On September 26, 2007, William R. Berkley, Chairman and C.E.O. of W.R. Berkley Corporation, the ninth largest commercial insurer in the U.S., addressed the Senate Finance Committee concerning an alleged flaw in the current U.S. tax system that provides certain economic advantages to foreign property and casualty insurers domiciled in favorable tax jurisdictions, such as Bermuda. Speaking on behalf of his company, as well as thirteen other large domestic commercial lines and financial guarantee insurers (the “Coalition”), Mr. Berkley asserted that if the current tax system is not changed to eliminate the alleged unfair economic advantage it provides foreign insurance groups, the U.S. insurance capital base will continue to migrate abroad to more “tax-friendly” countries, threatening the future of our domestic insurance industry.
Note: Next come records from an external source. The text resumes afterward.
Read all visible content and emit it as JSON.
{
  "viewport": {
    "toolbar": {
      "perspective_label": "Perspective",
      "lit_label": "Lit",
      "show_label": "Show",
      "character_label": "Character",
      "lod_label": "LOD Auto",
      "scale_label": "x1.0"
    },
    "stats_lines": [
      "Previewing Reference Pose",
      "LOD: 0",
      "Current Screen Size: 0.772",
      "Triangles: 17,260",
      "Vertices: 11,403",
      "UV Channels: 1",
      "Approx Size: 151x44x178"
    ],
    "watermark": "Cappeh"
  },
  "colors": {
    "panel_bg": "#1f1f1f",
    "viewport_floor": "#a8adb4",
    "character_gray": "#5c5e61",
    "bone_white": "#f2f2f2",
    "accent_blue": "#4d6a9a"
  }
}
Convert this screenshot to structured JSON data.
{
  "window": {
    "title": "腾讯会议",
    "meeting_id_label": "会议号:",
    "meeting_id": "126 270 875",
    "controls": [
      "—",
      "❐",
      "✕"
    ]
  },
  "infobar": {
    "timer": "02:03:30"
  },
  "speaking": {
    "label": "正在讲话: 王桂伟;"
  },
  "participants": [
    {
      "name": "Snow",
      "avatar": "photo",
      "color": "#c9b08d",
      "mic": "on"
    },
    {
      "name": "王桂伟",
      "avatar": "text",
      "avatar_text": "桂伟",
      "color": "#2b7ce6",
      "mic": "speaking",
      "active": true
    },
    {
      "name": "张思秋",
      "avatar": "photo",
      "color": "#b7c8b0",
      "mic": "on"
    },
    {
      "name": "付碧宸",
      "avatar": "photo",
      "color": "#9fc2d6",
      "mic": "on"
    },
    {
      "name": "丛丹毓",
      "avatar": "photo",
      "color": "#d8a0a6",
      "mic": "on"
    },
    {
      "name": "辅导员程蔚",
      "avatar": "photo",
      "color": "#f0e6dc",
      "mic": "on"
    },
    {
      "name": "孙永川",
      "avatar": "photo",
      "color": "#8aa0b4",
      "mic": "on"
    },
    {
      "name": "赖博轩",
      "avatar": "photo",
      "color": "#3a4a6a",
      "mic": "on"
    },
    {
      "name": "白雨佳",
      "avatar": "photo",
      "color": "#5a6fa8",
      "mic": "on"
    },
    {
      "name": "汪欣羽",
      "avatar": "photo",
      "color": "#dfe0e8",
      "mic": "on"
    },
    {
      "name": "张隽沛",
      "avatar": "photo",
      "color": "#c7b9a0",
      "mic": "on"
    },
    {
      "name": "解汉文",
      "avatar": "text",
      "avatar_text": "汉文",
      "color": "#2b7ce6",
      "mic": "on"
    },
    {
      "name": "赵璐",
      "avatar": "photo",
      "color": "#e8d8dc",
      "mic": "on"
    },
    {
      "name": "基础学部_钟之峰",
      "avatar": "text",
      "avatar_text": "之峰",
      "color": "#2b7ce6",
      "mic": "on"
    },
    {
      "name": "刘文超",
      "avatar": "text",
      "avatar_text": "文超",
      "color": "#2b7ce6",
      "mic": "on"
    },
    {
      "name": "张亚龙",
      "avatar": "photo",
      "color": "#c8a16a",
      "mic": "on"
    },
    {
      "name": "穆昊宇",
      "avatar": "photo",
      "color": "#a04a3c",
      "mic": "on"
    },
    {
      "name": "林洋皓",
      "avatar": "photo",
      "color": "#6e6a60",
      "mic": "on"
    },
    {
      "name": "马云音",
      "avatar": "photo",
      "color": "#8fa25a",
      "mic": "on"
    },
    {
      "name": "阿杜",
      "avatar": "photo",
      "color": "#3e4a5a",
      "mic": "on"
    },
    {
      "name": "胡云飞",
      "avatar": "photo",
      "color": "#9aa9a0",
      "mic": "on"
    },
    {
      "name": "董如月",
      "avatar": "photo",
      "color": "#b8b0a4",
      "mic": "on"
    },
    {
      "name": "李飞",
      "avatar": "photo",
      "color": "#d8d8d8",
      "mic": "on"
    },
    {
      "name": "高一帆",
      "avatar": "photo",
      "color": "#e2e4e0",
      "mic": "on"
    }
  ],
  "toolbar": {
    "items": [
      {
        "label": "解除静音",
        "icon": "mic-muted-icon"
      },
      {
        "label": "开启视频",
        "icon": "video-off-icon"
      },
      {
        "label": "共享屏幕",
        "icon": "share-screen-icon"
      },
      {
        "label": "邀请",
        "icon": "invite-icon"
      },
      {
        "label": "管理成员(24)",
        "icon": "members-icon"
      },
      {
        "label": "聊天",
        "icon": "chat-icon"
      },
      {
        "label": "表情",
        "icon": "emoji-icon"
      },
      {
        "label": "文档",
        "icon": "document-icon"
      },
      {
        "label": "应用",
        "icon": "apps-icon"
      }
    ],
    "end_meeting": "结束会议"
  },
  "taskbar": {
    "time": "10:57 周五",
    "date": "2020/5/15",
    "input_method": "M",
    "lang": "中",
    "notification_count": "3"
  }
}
The current tax law in the U.S. allows a foreign-domiciled insurer with a U.S. affiliate to avoid paying tax on its domestic underwriting and investment income by reinsuring its business with a related-party reinsurer domiciled in a more favorable tax jurisdiction, thus generating potentially greater after-tax returns than some of its U.S. competitors. In particular, foreign insurers are able to avoid paying tax on investment income generated from loss reserves on “long-tail” lines of business, which are typically substantial in nature because such reserves are held for an extended period of time. The Coalition contends that such transactions have already resulted in billions of dollars of lost tax revenue for the U.S. government and provided foreign insurers with a huge competitive and financial advantage over their U.S. counterparts, who must pay tax on all of the income derived from their domestic underwriting and investment activities.

The Coalition contends that if the current tax system remains unchecked, the result will be the continued migration of capital abroad, as it provides an incentive for the formation of new companies in favorable foreign tax jurisdictions, who can then simply seek to acquire U.S. companies or lines of business to reap the benefits of the U.S. tax structure. As a result, the Coalition believes that domestic insurers will become prime take-over targets for capital-rich foreign insurance groups.

The Coalition’s proposed legislation would alter the portion of the tax law that allows deductions for reinsurance premiums ceded to certain related foreign affiliates, but maintain the tax deduction for premiums ceded to unaffiliated foreign reinsurers.

To review a transcript of Mr. Berkley’s testimony, click here.